Now then, what is the nature of such a revival? "God gave to Adam a Law…. This Law, after his fall, continued to be a perfect rule of righteousness — and, as such, was delivered by God upon Mount Sinai in Ten Commandments…. The Moral Law doth for ever bind all, as well justified persons as others, to the obedience thereof…. Neither doth Christ in the Gospel any way dissolve, but much strengthen this obligation…. Neither are the…uses of the Law contrary to the grace of the Gospel, but do sweetly comply with it — the Spirit of Christ subduing and enabling the will of man to do that freely and cheerfully which the Will of God revealed in the Law requireth to be done."161
Further: "The liberty which Christ hath purchased for believers under the Gospel — consists in their freedom from the guilt of sin…. The liberty of Christians is further enlarged…in the greater boldness of access to the throne of grace and in fuller communications of the free Spirit of God than believers under the Law did ordinarily partake of."162
Moreover: "The acceptable way of worshipping the true God is instituted by Himself — and so, limited by His own revealed will…. He may not be worshipped according to the imaginations and devices of men, or the suggestions of Satan….
"Religious worship is to be given to God — the Father, Son, and Holy Ghost…. Prayer with thanksgiving…is by God required of all men…. It is to be made in the name of the Son, by the help of His Spirit, according to His will, with understanding[!]…and, if vocal, in a known tongue. I Cor. 14:14."163

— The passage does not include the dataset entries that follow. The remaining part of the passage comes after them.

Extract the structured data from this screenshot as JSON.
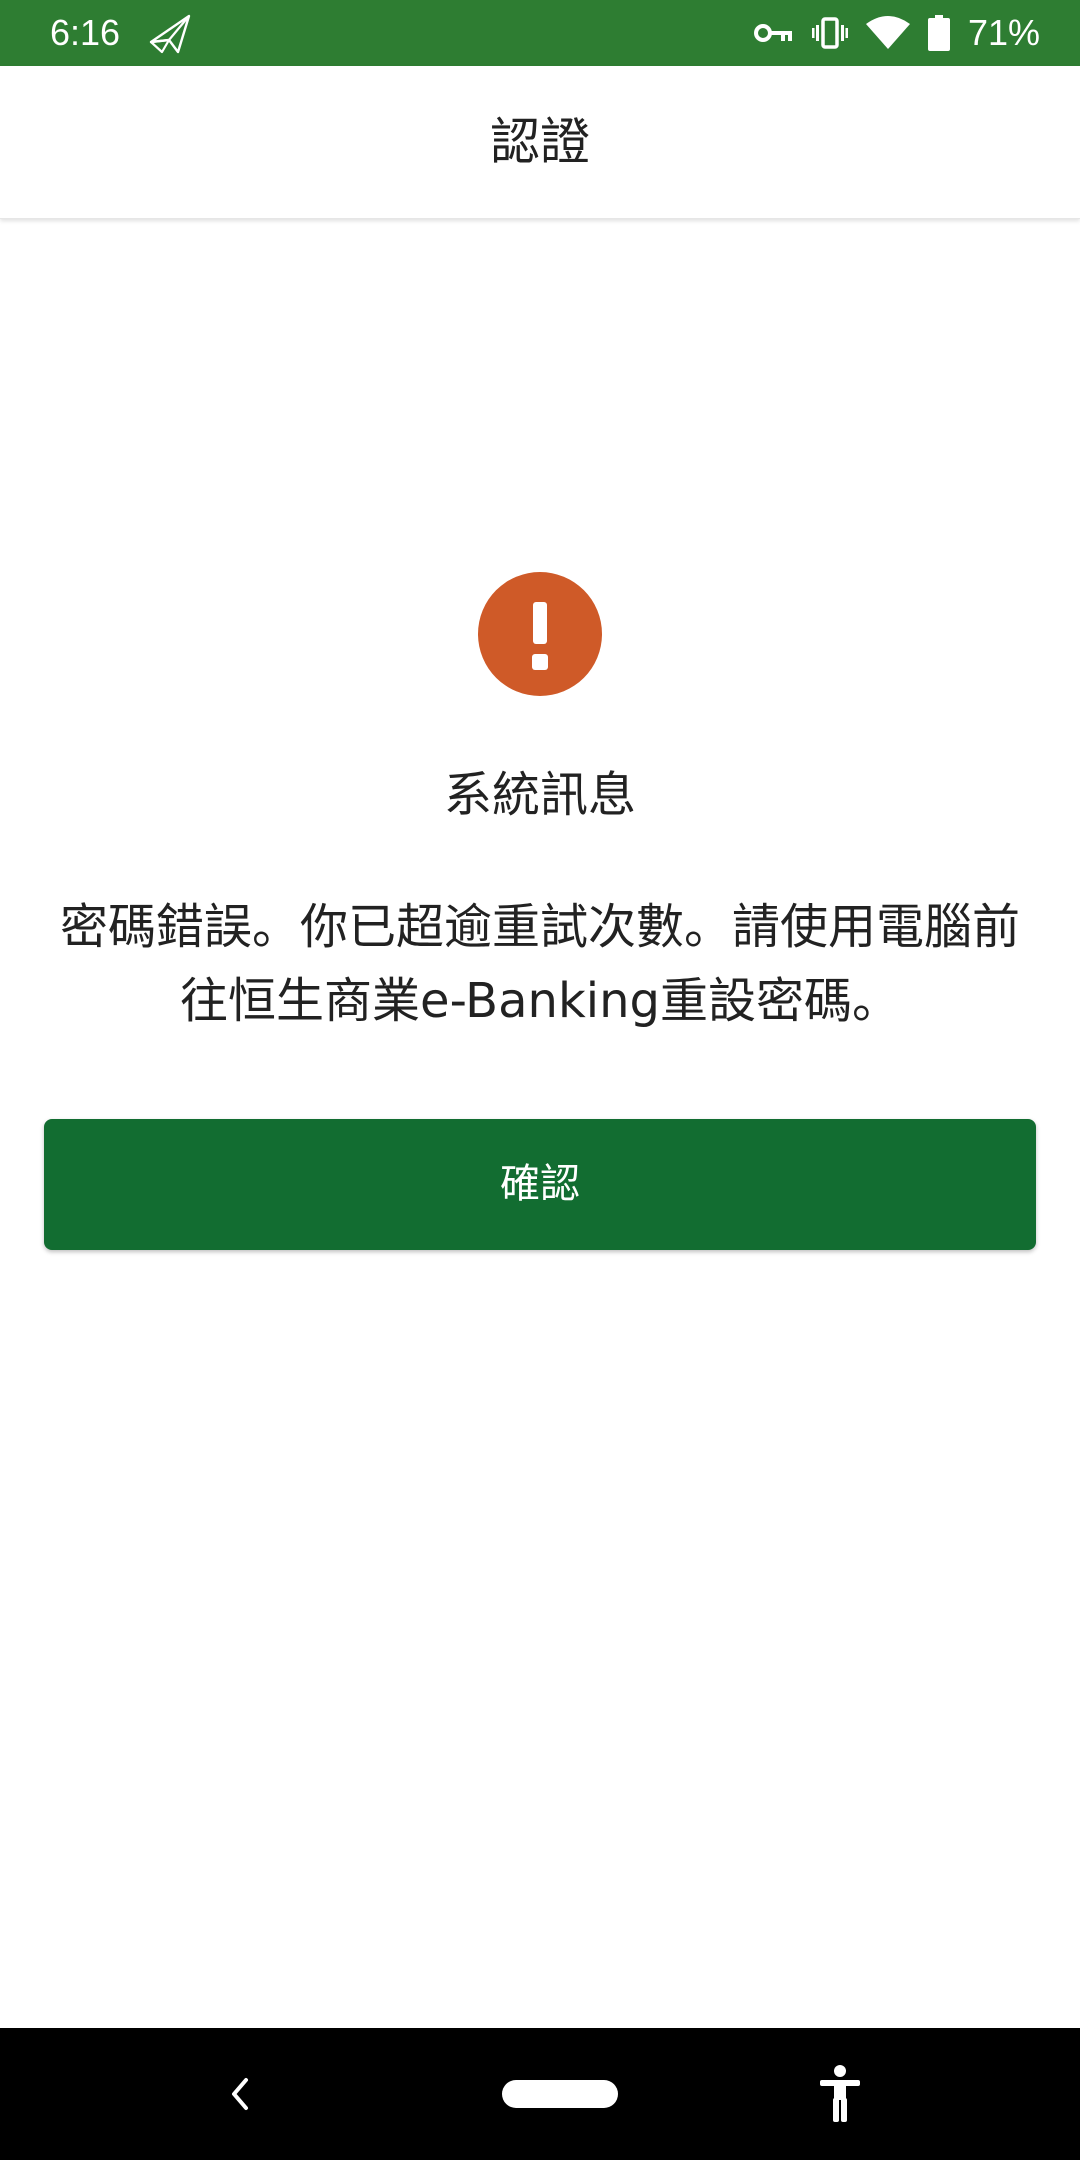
{
  "status_bar": {
    "time": "6:16",
    "battery_percent": "71%",
    "icons": [
      "send-icon",
      "key-icon",
      "vibrate-icon",
      "wifi-icon",
      "battery-icon"
    ],
    "background_color": "#2e7d32"
  },
  "app_bar": {
    "title": "認證"
  },
  "dialog": {
    "icon": "exclamation-icon",
    "icon_color": "#cf5a28",
    "title": "系統訊息",
    "message": "密碼錯誤。你已超逾重試次數。請使用電腦前往恒生商業e-Banking重設密碼。",
    "confirm_label": "確認",
    "confirm_color": "#126d31"
  },
  "nav_bar": {
    "icons": [
      "back-icon",
      "home-pill",
      "accessibility-icon"
    ]
  }
}
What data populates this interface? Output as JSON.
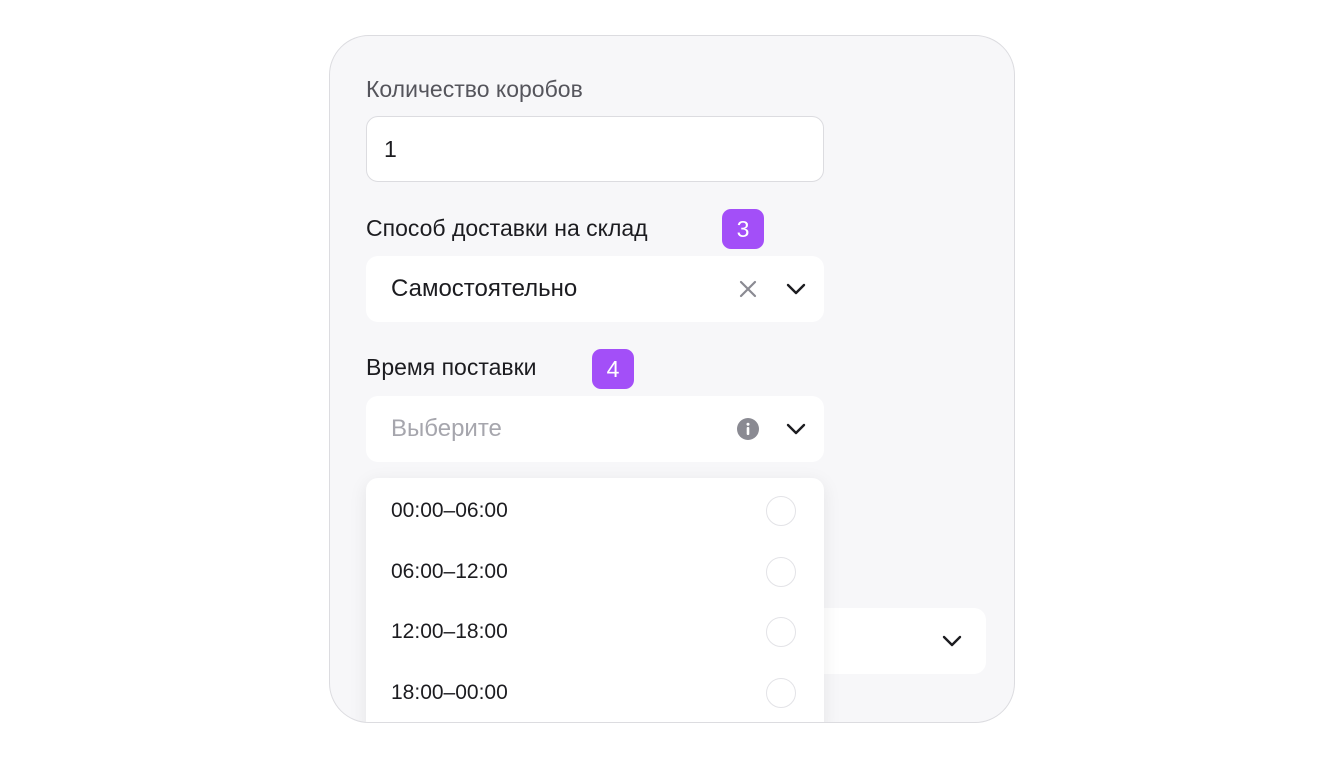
{
  "form": {
    "boxes": {
      "label": "Количество коробов",
      "value": "1"
    },
    "delivery_method": {
      "label": "Способ доставки на склад",
      "badge": "3",
      "value": "Самостоятельно",
      "clear_icon": "close-icon",
      "chevron_icon": "chevron-down-icon"
    },
    "delivery_time": {
      "label": "Время поставки",
      "badge": "4",
      "placeholder": "Выберите",
      "info_icon": "info-icon",
      "chevron_icon": "chevron-down-icon",
      "options": [
        {
          "label": "00:00–06:00",
          "selected": false
        },
        {
          "label": "06:00–12:00",
          "selected": false
        },
        {
          "label": "12:00–18:00",
          "selected": false
        },
        {
          "label": "18:00–00:00",
          "selected": false
        }
      ]
    }
  },
  "colors": {
    "accent": "#a34ff8",
    "card_background": "#f7f7f9",
    "field_background": "#ffffff",
    "text": "#1c1c20",
    "placeholder": "#a6a6ad"
  }
}
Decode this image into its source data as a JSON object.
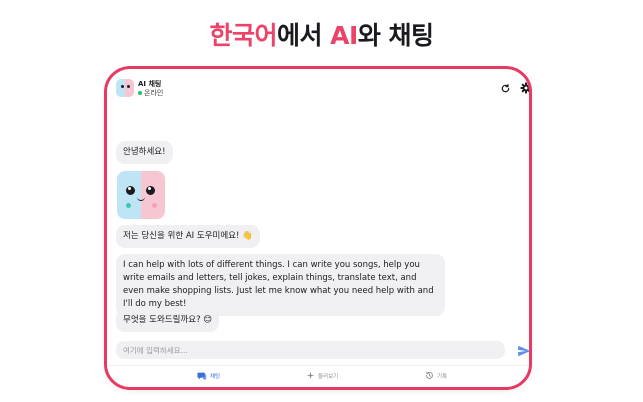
{
  "headline": {
    "part1": "한국어",
    "part2": "에서 ",
    "part3": "AI",
    "part4": "와 채팅"
  },
  "header": {
    "bot_name": "AI 채팅",
    "status": "온라인"
  },
  "messages": {
    "greeting": "안녕하세요!",
    "intro": "저는 당신을 위한 AI 도우미에요! 👋",
    "capabilities": "I can help with lots of different things. I can write you songs, help you write emails and letters, tell jokes, explain things, translate text, and even make shopping lists. Just let me know what you need help with and I'll do my best!",
    "question": "무엇을 도와드릴까요? 😊"
  },
  "composer": {
    "placeholder": "여기에 입력하세요..."
  },
  "tabs": {
    "chat": "채팅",
    "explore": "둘러보기",
    "history": "기록"
  },
  "colors": {
    "accent": "#e73a62",
    "tab_active": "#3b6fd8",
    "send": "#5b8fe8",
    "online": "#28c26b"
  },
  "icons": {
    "refresh": "refresh-icon",
    "settings": "gear-icon",
    "send": "send-icon",
    "chat_tab": "chat-bubble-icon",
    "explore_tab": "sparkle-icon",
    "history_tab": "history-icon"
  }
}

Again: "The reading of the Scriptures…; the sound preaching and conscionable hearing of the Word in obedience unto God with understanding….; the singing of Psalms…instituted by Christ — are all parts of the ordinary religious worship of God." This is quite in addition to or "besides religious…thanksgivings upon special occasions (Ps. 107 & Est. 9:22) — which are, in their several times and seasons, to be used."164 For example, at the Acts 1:7f "times" and "seasons" of annual Whitsuntides — alias the Feasts of Pentecost, year after year.165